● **ABOUT THIS TASK**: Please find all lines in the data that hold the string "JSON" and copy them.

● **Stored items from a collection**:

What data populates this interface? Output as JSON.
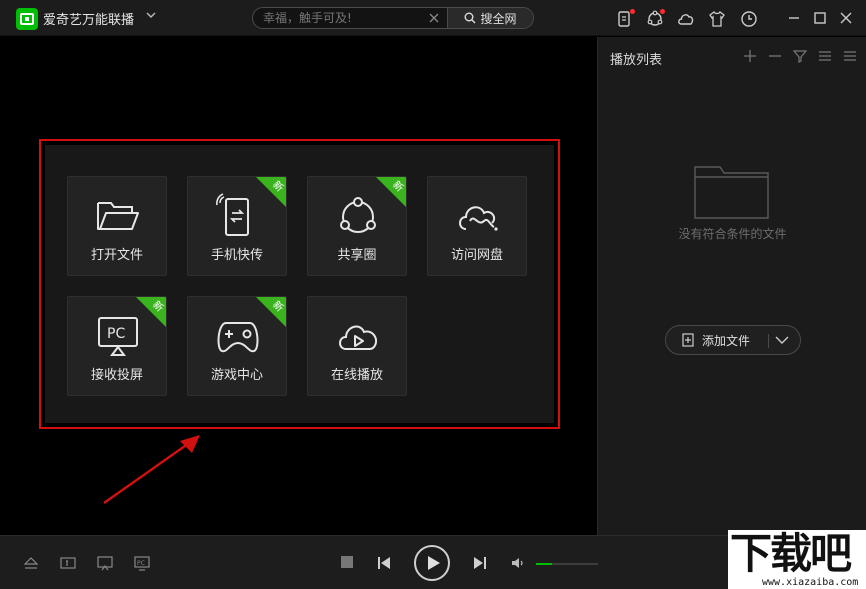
{
  "app": {
    "title": "爱奇艺万能联播",
    "accent": "#00be06"
  },
  "search": {
    "placeholder": "幸福，触手可及!",
    "button_label": "搜全网"
  },
  "toolbar_icons": [
    "phone-notify-icon",
    "share-circle-icon",
    "cloud-icon",
    "skin-shirt-icon",
    "history-clock-icon"
  ],
  "window_controls": [
    "minimize-icon",
    "maximize-icon",
    "close-icon"
  ],
  "tiles": [
    {
      "label": "打开文件",
      "icon": "folder-icon",
      "new": false
    },
    {
      "label": "手机快传",
      "icon": "phone-transfer-icon",
      "new": true
    },
    {
      "label": "共享圈",
      "icon": "share-circle-icon",
      "new": true
    },
    {
      "label": "访问网盘",
      "icon": "cloud-drive-icon",
      "new": false
    },
    {
      "label": "接收投屏",
      "icon": "pc-cast-icon",
      "new": true
    },
    {
      "label": "游戏中心",
      "icon": "gamepad-icon",
      "new": true
    },
    {
      "label": "在线播放",
      "icon": "cloud-play-icon",
      "new": false
    }
  ],
  "badge_label": "新",
  "highlight_color": "#d31010",
  "playlist": {
    "title": "播放列表",
    "empty_text": "没有符合条件的文件",
    "add_button_label": "添加文件"
  },
  "bottom": {
    "left_icons": [
      "eject-icon",
      "subtitle-icon",
      "screen-cast-icon",
      "pc-icon"
    ],
    "volume": 0.25
  },
  "watermark": {
    "big": "下载吧",
    "small": "www.xiazaiba.com"
  }
}
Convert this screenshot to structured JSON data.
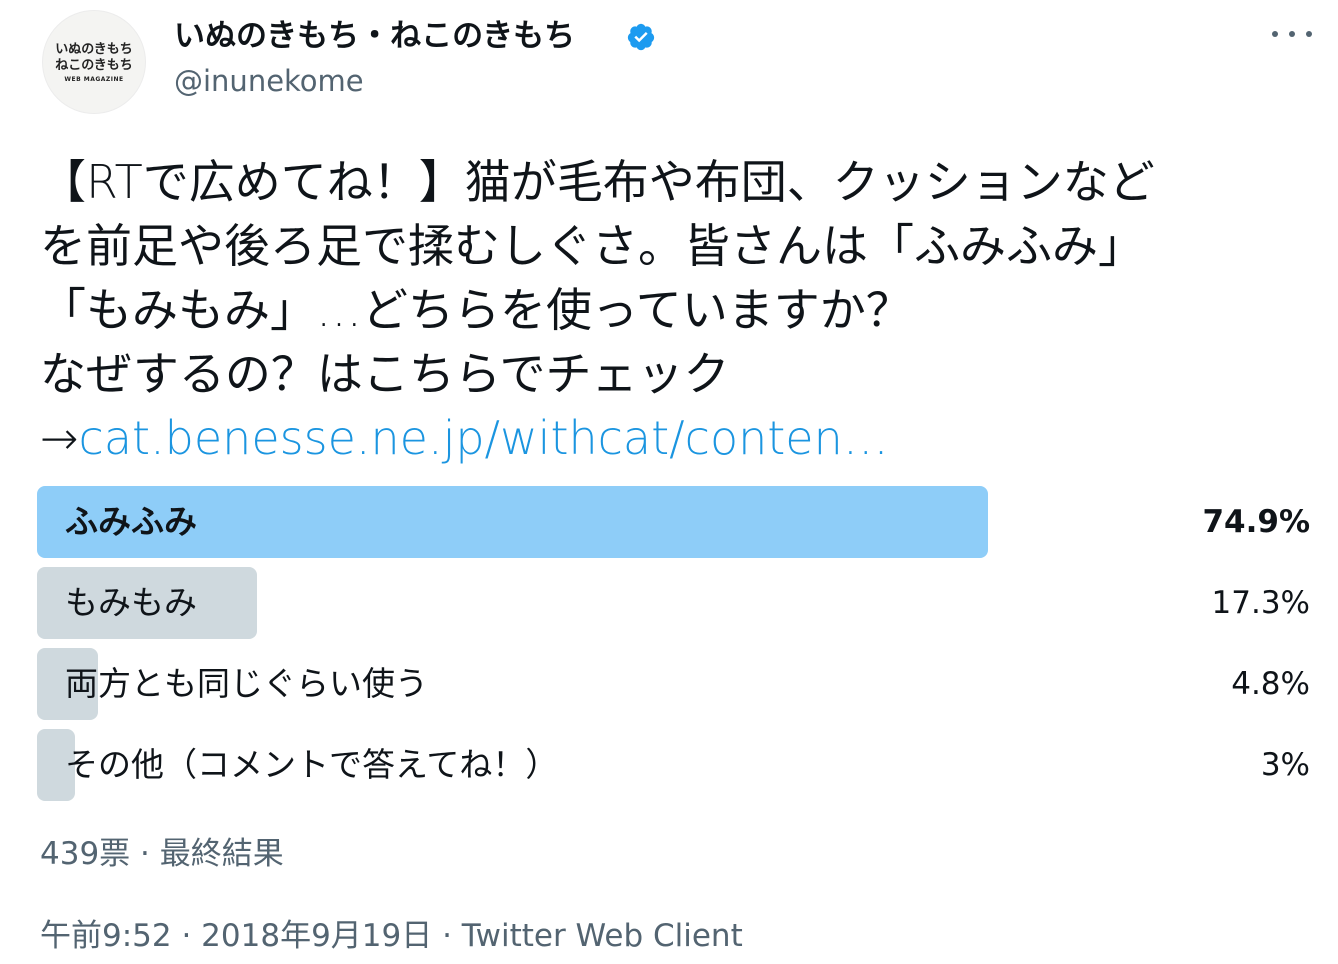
{
  "account": {
    "display_name": "いぬのきもち・ねこのきもち",
    "handle": "@inunekome",
    "avatar_line1": "いぬのきもち",
    "avatar_line2": "ねこのきもち",
    "avatar_line3": "WEB MAGAZINE",
    "verified_icon": "verified-badge-icon",
    "more_icon": "more-options-icon"
  },
  "tweet": {
    "line1": "【RTで広めてね！】猫が毛布や布団、クッションなど",
    "line2": "を前足や後ろ足で揉むしぐさ。皆さんは「ふみふみ」",
    "line3": "「もみもみ」…どちらを使っていますか？",
    "line4": "なぜするの？はこちらでチェック",
    "arrow": "→",
    "link": "cat.benesse.ne.jp/withcat/conten…"
  },
  "poll": {
    "options": [
      {
        "label": "ふみふみ",
        "percent_text": "74.9%",
        "percent": 74.9,
        "winner": true
      },
      {
        "label": "もみもみ",
        "percent_text": "17.3%",
        "percent": 17.3,
        "winner": false
      },
      {
        "label": "両方とも同じぐらい使う",
        "percent_text": "4.8%",
        "percent": 4.8,
        "winner": false
      },
      {
        "label": "その他（コメントで答えてね！）",
        "percent_text": "3%",
        "percent": 3,
        "winner": false
      }
    ],
    "meta": "439票 · 最終結果"
  },
  "timestamp": "午前9:52 · 2018年9月19日 · Twitter Web Client",
  "colors": {
    "winner_bar": "#8ecdf8",
    "other_bar": "#cfd9de",
    "link": "#1b95e0",
    "muted_text": "#536471",
    "verified": "#1d9bf0"
  }
}
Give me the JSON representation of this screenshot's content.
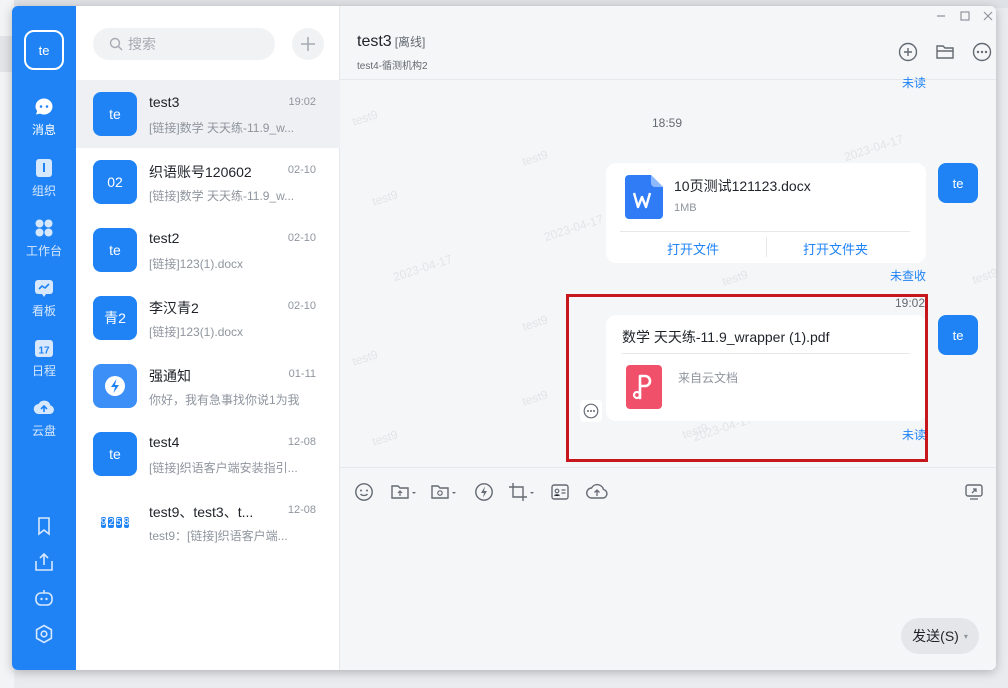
{
  "nav": {
    "avatar": "te",
    "items": [
      {
        "label": "消息",
        "icon": "chat-bubble-icon"
      },
      {
        "label": "组织",
        "icon": "organization-icon"
      },
      {
        "label": "工作台",
        "icon": "workbench-grid-icon"
      },
      {
        "label": "看板",
        "icon": "board-icon"
      },
      {
        "label": "日程",
        "icon": "calendar-icon"
      },
      {
        "label": "云盘",
        "icon": "cloud-drive-icon"
      }
    ],
    "bottom_icons": [
      "bookmark-icon",
      "share-upload-icon",
      "bot-icon",
      "settings-icon"
    ]
  },
  "list": {
    "search_placeholder": "搜索",
    "conversations": [
      {
        "avatar": "te",
        "name": "test3",
        "time": "19:02",
        "preview": "[链接]数学 天天练-11.9_w..."
      },
      {
        "avatar": "02",
        "name": "织语账号120602",
        "time": "02-10",
        "preview": "[链接]数学 天天练-11.9_w..."
      },
      {
        "avatar": "te",
        "name": "test2",
        "time": "02-10",
        "preview": "[链接]123(1).docx"
      },
      {
        "avatar": "青2",
        "name": "李汉青2",
        "time": "02-10",
        "preview": "[链接]123(1).docx"
      },
      {
        "avatar": "",
        "name": "强通知",
        "time": "01-11",
        "preview": "你好，我有急事找你说1为我"
      },
      {
        "avatar": "te",
        "name": "test4",
        "time": "12-08",
        "preview": "[链接]织语客户端安装指引..."
      },
      {
        "avatar_grid": [
          "9",
          "2",
          "5",
          "8"
        ],
        "name": "test9、test3、t...",
        "time": "12-08",
        "preview": "test9：[链接]织语客户端..."
      }
    ]
  },
  "chat": {
    "title": "test3",
    "status": "[离线]",
    "subtitle": "test4-循测机构2",
    "top_unread": "未读",
    "time1": "18:59",
    "file_message": {
      "name": "10页测试121123.docx",
      "size": "1MB",
      "open_file": "打开文件",
      "open_folder": "打开文件夹",
      "read_status": "未查收"
    },
    "time2": "19:02",
    "link_message": {
      "title": "数学 天天练-11.9_wrapper (1).pdf",
      "source": "来自云文档",
      "read_status": "未读"
    },
    "my_avatar": "te",
    "watermarks": [
      "test9",
      "test9",
      "test9",
      "2023-04-17",
      "test9",
      "2023-04-17",
      "2023-04-17",
      "test9",
      "test9",
      "test9",
      "test9",
      "test9",
      "2023-04-17",
      "test9"
    ],
    "send_label": "发送(S)",
    "send_caret": "▾"
  },
  "colors": {
    "accent": "#1f83f5",
    "highlight_border": "#c8171c"
  }
}
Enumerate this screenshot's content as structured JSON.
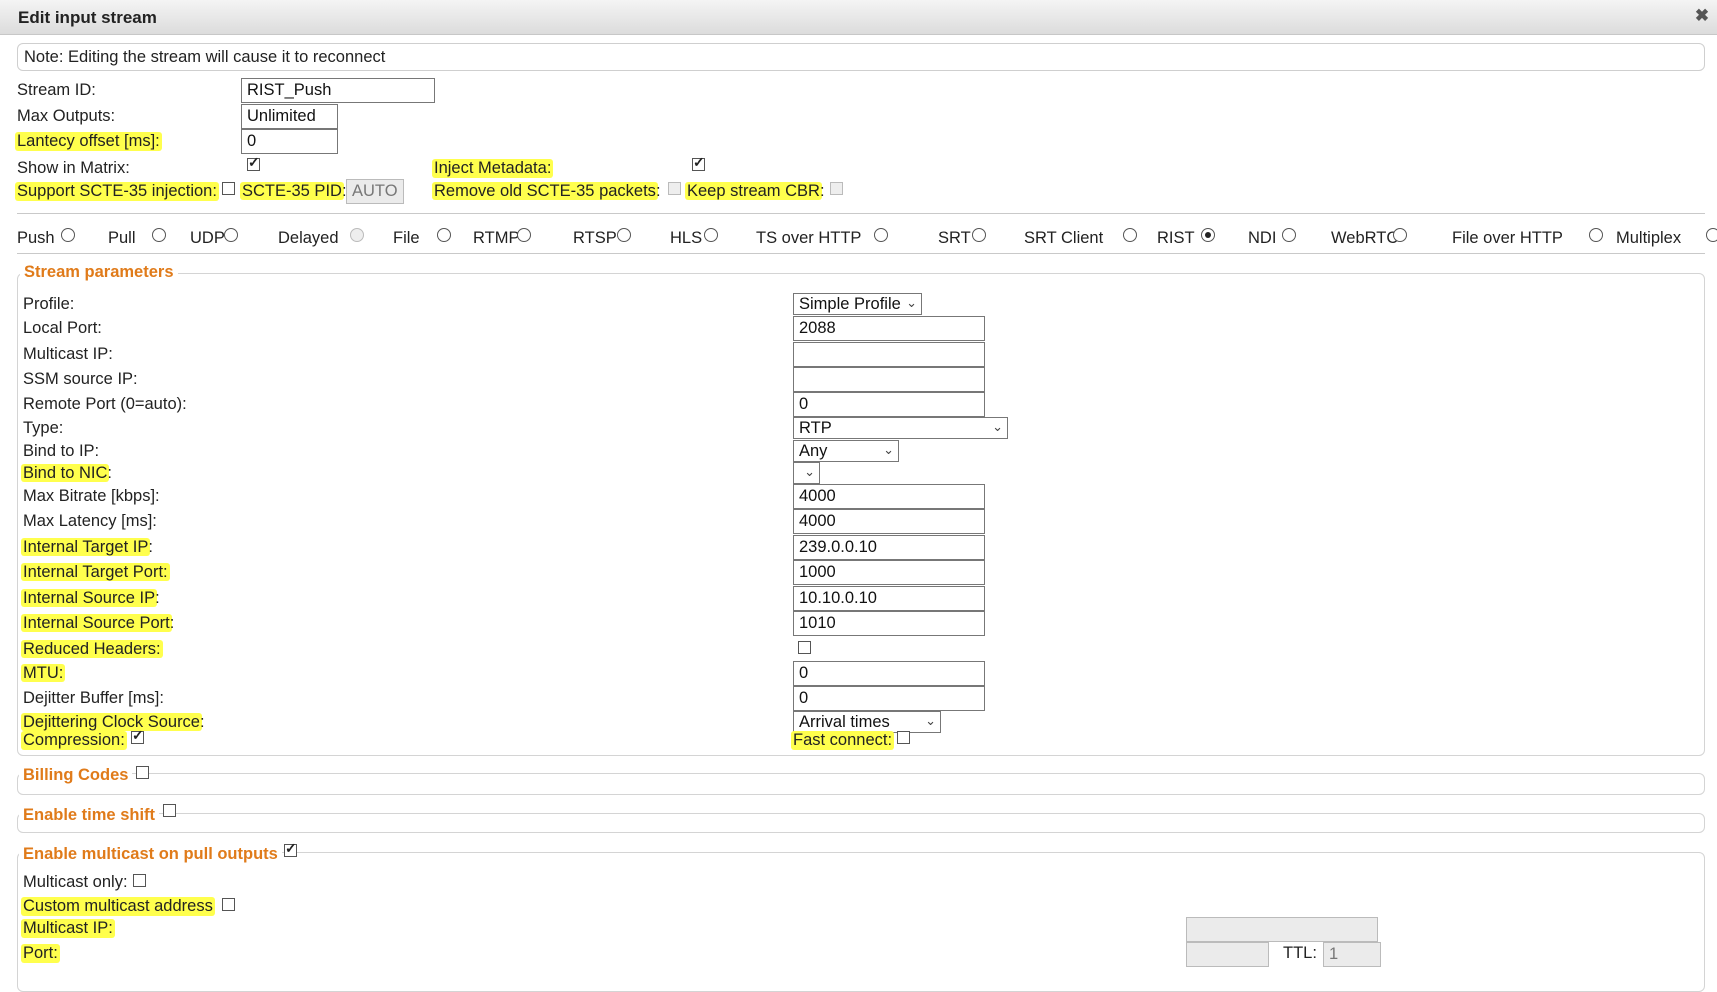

● **RESPONSE TO THE EXERCISE**:
What data populates this interface? Output as JSON.
Convert this screenshot to structured JSON data.
Give me the JSON representation of this screenshot's content.
Enumerate this screenshot's content as structured JSON.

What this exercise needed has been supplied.